Not all parents know that jaundice is a common condition in newborns. Jaundice refers to a yellow color of the skin and whites of the eyes, which occurs when there is too much bilirubin in a newborn’s blood. When bilirubin builds up faster than an infant’s liver can break it down, this is when the symptoms of jaundice show up.
Signs and symptoms of jaundice
Because they have a higher turnover of red blood cells, infants actually make more bilirubin in their body than adults. Also, as a newborn’s liver is still developing, the liver might not be able to remove enough bilirubin from the blood.
Jaundice usually appears around the second or third day of a child’s life. Signs and symptoms include:
- Baby’s skin appears yellow on the face, followed by yellow skin on the chest, stomach and legs
- Whites of a baby’s eyes look yellow
- In infants with a darker complexion, skin appears yellow when you press the skin on a baby’s nose or forehead and then lift your finger
As most newborns go home from the hospital within the first day or two of birth, it’s important for both parents and doctors to watch for jaundice in the baby.
When should you call a doctor if a baby has jaundice?
Any baby with yellow skin or yellow eyes should be checked by a doctor. In cases of jaundice in newborns, call your doctor or pediatrician right away if:
- Your baby has jaundice in the first 24 hours after being born
- Jaundice is spreading, getting more yellow or more intense
- Baby has a rectal fever over 100 °F (37.8 °C)
- Baby looks or appears sick
- Your baby is not feeding well

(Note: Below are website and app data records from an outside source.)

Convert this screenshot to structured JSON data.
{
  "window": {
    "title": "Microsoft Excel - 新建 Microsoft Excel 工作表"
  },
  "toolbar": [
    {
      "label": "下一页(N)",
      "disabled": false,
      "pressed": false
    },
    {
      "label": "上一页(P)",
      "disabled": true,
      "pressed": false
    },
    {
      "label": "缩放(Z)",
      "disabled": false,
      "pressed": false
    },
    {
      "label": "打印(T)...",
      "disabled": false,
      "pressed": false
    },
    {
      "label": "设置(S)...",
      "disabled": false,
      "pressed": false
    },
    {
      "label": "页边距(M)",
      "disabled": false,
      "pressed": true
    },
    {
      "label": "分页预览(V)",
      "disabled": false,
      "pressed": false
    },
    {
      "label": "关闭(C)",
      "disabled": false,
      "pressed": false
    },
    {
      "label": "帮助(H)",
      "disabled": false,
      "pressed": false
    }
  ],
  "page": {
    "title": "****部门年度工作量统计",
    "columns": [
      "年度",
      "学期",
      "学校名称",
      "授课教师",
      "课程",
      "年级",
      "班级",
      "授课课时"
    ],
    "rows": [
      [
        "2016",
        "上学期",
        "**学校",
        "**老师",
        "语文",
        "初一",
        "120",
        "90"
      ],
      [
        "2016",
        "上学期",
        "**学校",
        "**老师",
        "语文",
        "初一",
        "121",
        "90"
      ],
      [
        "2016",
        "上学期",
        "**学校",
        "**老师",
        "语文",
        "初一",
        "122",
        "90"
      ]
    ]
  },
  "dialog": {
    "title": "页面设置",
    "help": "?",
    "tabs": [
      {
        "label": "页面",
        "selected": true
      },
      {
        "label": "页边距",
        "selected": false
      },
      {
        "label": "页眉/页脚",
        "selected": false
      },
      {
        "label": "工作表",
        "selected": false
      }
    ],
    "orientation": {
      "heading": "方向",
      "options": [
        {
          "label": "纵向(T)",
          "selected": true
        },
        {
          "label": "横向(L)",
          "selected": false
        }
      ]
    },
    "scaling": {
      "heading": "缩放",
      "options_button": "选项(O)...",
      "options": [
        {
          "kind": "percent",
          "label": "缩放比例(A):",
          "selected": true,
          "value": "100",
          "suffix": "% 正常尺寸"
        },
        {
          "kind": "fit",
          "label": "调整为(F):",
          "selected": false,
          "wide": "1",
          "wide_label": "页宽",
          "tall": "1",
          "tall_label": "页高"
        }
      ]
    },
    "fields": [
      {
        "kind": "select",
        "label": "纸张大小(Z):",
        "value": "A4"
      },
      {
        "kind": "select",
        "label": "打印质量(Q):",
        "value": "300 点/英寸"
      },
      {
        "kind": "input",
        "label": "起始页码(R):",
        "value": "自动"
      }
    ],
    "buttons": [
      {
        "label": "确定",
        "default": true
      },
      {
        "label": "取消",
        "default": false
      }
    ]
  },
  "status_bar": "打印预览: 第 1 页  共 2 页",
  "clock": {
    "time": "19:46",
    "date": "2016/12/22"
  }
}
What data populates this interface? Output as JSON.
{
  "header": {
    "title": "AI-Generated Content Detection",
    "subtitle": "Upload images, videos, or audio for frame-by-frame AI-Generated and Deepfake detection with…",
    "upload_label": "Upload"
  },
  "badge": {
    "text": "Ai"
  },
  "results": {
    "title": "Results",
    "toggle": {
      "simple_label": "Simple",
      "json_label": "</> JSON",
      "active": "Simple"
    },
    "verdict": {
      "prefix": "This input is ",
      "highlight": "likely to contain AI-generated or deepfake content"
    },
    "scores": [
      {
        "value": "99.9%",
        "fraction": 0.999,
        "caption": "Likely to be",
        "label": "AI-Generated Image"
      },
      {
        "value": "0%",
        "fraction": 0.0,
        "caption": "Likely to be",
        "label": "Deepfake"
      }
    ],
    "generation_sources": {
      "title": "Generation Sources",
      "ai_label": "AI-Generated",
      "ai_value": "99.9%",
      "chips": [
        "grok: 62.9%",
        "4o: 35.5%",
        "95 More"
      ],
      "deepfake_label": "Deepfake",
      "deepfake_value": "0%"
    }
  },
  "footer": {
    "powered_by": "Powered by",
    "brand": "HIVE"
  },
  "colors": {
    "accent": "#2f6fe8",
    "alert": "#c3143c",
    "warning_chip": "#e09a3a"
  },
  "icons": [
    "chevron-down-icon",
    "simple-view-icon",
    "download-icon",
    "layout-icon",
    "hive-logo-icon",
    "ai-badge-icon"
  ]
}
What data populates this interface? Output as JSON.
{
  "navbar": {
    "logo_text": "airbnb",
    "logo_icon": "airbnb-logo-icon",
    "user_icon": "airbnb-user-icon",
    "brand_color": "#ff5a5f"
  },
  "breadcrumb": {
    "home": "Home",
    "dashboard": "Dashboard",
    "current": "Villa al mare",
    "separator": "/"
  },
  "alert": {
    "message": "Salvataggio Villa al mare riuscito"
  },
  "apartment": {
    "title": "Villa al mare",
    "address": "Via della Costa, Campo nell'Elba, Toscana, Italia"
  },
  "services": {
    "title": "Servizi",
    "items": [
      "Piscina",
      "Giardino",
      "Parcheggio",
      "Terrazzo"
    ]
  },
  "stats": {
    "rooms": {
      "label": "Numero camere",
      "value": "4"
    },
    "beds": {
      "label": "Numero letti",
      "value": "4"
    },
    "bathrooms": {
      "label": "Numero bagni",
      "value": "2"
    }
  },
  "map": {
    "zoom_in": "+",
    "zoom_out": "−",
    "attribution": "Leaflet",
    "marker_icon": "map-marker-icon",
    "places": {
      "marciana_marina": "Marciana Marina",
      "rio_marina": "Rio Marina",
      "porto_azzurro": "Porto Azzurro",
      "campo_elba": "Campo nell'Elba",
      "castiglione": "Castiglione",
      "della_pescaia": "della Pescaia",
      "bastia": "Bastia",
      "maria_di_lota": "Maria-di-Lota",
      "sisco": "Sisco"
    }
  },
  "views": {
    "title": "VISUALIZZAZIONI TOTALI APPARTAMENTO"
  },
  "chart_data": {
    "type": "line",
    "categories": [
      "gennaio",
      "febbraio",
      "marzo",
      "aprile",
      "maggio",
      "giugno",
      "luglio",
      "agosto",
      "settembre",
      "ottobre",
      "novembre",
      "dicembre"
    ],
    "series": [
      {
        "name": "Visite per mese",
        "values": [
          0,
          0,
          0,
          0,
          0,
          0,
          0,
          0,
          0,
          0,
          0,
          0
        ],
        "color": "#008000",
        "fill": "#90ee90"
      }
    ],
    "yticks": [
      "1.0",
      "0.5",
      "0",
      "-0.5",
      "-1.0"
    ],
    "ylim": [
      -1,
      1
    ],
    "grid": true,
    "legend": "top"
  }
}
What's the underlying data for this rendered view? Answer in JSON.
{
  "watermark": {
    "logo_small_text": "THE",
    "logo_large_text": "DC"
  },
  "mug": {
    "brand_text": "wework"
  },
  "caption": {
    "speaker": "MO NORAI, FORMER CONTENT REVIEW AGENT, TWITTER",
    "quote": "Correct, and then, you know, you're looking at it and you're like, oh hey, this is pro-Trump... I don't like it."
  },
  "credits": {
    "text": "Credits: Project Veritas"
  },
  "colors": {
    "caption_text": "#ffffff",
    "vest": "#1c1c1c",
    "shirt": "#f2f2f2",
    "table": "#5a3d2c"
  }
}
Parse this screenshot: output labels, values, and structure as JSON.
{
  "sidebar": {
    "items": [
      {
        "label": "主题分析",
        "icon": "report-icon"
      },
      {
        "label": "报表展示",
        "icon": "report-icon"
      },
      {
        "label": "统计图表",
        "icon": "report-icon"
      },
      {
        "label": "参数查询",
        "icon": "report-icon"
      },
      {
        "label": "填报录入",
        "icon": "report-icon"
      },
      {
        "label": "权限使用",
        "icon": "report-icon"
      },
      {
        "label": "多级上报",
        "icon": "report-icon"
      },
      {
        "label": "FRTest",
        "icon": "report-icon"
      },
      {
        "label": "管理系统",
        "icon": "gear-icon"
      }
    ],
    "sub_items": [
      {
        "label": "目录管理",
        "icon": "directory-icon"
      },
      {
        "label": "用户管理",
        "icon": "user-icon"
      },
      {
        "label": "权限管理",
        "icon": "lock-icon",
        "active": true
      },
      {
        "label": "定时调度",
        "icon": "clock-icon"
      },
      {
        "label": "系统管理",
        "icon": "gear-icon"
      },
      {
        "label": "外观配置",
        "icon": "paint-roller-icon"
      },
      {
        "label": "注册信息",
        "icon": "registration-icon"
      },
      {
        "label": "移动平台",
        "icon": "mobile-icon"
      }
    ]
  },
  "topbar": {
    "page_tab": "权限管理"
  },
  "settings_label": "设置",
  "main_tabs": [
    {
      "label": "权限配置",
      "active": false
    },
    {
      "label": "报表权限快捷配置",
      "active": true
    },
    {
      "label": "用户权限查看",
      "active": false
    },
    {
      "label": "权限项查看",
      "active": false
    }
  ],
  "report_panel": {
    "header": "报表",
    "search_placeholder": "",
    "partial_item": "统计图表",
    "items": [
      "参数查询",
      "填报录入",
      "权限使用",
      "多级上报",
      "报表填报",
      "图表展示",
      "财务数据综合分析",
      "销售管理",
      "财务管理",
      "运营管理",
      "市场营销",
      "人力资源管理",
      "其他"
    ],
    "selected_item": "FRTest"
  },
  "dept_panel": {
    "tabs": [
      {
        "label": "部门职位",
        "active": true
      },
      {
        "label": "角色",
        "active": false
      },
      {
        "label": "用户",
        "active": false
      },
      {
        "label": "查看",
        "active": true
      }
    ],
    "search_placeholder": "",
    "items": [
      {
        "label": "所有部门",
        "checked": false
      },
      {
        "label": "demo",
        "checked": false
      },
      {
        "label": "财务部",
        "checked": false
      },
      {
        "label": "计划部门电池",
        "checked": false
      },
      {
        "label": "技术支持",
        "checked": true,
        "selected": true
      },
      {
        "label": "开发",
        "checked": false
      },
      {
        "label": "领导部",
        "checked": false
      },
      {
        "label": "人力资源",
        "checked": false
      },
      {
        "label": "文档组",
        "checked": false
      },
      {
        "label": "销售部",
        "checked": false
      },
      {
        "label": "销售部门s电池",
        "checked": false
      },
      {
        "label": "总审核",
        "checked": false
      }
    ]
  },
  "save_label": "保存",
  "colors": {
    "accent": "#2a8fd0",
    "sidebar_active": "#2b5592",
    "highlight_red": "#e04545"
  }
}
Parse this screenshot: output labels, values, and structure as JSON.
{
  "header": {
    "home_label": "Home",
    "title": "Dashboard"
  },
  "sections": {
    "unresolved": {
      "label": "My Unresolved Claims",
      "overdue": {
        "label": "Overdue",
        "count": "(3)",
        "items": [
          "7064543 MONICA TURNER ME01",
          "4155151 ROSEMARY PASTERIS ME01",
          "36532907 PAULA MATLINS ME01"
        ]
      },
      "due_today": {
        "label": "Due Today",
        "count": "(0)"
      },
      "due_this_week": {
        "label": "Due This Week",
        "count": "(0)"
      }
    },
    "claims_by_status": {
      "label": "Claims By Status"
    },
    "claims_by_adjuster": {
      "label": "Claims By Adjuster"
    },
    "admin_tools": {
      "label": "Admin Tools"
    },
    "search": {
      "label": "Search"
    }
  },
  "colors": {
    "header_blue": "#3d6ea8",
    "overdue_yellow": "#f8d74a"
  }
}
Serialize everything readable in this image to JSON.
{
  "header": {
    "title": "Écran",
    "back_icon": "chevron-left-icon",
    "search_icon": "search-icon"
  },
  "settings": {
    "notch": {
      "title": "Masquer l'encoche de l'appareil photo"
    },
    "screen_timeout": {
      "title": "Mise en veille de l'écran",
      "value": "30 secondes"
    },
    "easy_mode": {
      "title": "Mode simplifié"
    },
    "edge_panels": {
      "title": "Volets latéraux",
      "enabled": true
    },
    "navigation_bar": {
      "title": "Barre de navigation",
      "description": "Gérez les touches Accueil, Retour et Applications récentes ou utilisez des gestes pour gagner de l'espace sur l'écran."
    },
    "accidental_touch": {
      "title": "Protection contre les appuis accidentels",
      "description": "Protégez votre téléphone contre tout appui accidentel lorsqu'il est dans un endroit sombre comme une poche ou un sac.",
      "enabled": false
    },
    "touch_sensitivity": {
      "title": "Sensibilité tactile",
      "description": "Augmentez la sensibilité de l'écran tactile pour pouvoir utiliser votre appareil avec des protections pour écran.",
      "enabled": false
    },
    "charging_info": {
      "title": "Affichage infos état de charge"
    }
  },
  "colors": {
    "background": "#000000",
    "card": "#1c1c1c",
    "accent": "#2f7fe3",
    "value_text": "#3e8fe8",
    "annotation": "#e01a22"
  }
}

Types of jaundice
There are multiple types of jaundice. Some of the most common are:
- Physiological (normal) jaundice — This is a mild type of jaundice that most newborns have because their liver is still maturing. It often appears when an infant is 2 to 4 days old and disappears by 1 to 2 weeks of age.
- Jaundice of prematurity — Common in premature babies because their bodies are less prepared to excrete bilirubin properly.
- Breastfeeding jaundice — Can occur when babies who are breastfed don’t get enough milk, due to trouble breastfeeding or the mother’s milk isn’t in yet. Seek out a lactation consultant if a baby has this type of jaundice.
- Breast milk jaundice — In about 1 to 2 percent of breastfed newborns, jaundice is caused by certain substances in breast milk, which can make bilirubin levels rise. Usually begins after the first three to five days after birth and slowly improves over the next three to 12 weeks in a newborn’s life.
- Blood group incompatibility (Rh or ABO problems) — If a mother and a child have different blood types, the mother’s body can produce antibodies that destroy the newborn’s red blood cells. In the past, Rh problems used to cause the most severe form of jaundice, but can now be prevented by giving the mother an Rh immune-globulin injection.
Treatment for jaundice in newborns
In most cases, jaundice in newborns does not require treatment. If your child has mild or moderate jaundice, the condition will go away in about one to two weeks. However, in the instance of severe jaundice, this could lead to kernicterus, a serious brain-damaging condition that can cause cerebral palsy, hearing loss, vision impairments and dental enamel loss.
To help an infant pass the bilirubin in their stools more effectively, newborns might need more frequent feedings of breast milk, or might need to supplement with formula. A doctor might recommend that a mother stop breastfeeding temporarily.
There is a simple blood test that can be used to screen newborns for elevated levels of bilirubin. As a parent, it’s important to know the signs of jaundice in infants. Talk to your doctor about any concerns you have about jaundice or other health conditions that can affect infants.
At HealthONE our highly experienced staff delivers more than 13,000 babies each year — accounting for 30% of all babies born in the Denver metro area. More expectant moms trust HealthONE for superior prenatal, labor and delivery care.